For further heartbreak, these glorious custom-made mahogany replacement architectural windows mimic the old originals, but cleverly, can be unclipped and tilted in and out, for easy cleaning…that is, under circumstances other than this one (sigh). You’ll understand why, in frustration, we refer to the last renovation crew as the “F-Team” (in both the grade, and the “f’d it up” sense of the term).
Thank you for that heads-up. What a helpful and friendly crowd I’m spending my evening with! Perhaps I can look for a private email for Dave G. Does anyone know where he’s based, or the name of his business?
You are a doll to follow up. I had a hunch: bcs one of his old msgs mentioned Seattle, I Googled him in that area, found his corporate e/m address and wrote to him last night. Let’s hope he has some leads in mind for me.
I’m so happy to find this supportive community. Thanks again for the help.
Amy S. Langer
410 East 85th Street New York, NY 10028
Cell/text (917) 862-2364
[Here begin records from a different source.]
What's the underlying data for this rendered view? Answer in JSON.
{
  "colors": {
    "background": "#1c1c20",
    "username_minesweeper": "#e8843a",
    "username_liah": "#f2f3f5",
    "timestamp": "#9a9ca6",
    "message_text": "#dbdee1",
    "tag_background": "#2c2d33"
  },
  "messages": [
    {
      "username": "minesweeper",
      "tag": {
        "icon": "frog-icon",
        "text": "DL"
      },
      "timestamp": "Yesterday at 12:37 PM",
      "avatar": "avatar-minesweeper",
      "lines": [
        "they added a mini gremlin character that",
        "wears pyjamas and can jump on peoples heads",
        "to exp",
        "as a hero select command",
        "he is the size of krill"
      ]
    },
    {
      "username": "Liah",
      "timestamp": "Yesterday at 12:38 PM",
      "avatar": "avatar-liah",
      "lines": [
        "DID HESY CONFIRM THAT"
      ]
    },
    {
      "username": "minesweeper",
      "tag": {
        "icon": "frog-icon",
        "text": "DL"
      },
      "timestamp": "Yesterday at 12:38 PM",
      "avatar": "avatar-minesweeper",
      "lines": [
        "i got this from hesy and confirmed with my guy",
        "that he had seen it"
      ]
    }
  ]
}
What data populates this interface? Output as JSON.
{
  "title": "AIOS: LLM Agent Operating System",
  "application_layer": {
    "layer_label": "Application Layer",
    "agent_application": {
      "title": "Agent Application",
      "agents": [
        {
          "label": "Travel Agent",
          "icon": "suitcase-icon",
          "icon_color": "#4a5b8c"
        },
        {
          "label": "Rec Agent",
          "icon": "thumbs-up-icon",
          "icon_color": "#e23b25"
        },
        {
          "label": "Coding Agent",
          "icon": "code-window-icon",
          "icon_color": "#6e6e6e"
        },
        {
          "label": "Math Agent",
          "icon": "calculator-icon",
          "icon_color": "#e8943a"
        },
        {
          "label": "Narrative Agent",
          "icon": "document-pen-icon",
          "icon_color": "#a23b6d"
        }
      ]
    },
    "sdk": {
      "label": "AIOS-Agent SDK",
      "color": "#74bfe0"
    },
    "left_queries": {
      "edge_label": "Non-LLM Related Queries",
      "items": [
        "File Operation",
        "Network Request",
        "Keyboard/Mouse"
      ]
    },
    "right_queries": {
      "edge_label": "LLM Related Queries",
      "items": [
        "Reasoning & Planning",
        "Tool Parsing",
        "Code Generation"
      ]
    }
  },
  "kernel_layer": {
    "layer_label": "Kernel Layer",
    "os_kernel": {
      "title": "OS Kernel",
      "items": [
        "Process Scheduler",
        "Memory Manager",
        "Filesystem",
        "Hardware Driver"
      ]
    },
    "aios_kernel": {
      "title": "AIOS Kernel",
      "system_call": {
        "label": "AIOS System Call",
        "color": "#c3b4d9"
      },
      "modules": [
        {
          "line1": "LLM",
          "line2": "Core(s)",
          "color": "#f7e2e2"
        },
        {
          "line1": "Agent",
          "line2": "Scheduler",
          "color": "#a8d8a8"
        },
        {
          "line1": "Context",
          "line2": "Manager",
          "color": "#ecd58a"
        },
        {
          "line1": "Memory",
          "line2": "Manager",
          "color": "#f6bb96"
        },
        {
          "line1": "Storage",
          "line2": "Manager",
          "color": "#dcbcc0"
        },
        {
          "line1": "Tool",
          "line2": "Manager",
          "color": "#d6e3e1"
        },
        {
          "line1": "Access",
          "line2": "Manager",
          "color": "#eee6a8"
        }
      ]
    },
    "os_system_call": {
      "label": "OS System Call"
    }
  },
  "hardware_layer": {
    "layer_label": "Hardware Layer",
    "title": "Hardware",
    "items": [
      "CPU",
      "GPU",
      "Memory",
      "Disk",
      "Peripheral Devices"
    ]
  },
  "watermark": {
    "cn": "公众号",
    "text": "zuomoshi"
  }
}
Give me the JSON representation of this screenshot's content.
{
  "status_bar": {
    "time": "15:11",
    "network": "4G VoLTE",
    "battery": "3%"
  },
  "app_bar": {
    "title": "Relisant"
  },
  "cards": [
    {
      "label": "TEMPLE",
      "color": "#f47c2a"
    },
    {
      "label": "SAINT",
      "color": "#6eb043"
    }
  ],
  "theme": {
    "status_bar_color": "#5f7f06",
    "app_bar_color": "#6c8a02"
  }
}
Sent from my BlackBerry 10 smartphone.From: Alex LaceySent: Monday, November 7, 2016 6:32 AMTo: firstname.lastname@example.orgReply To: Window Cleaning ResourceSubject: [Window Cleaning Resource] [Residential] Old-Style Window Bolt Harness Clips - Where to Find?
Wow! Thank you, I am so grateful for the lightening-fast reply to my post. I am brand new here – where might I find Dave Gutierrez? And, yes, I am right with you there: the painter’s safety is my paramount concern. He’s very willing to go outside to do the tedious work of freeing the …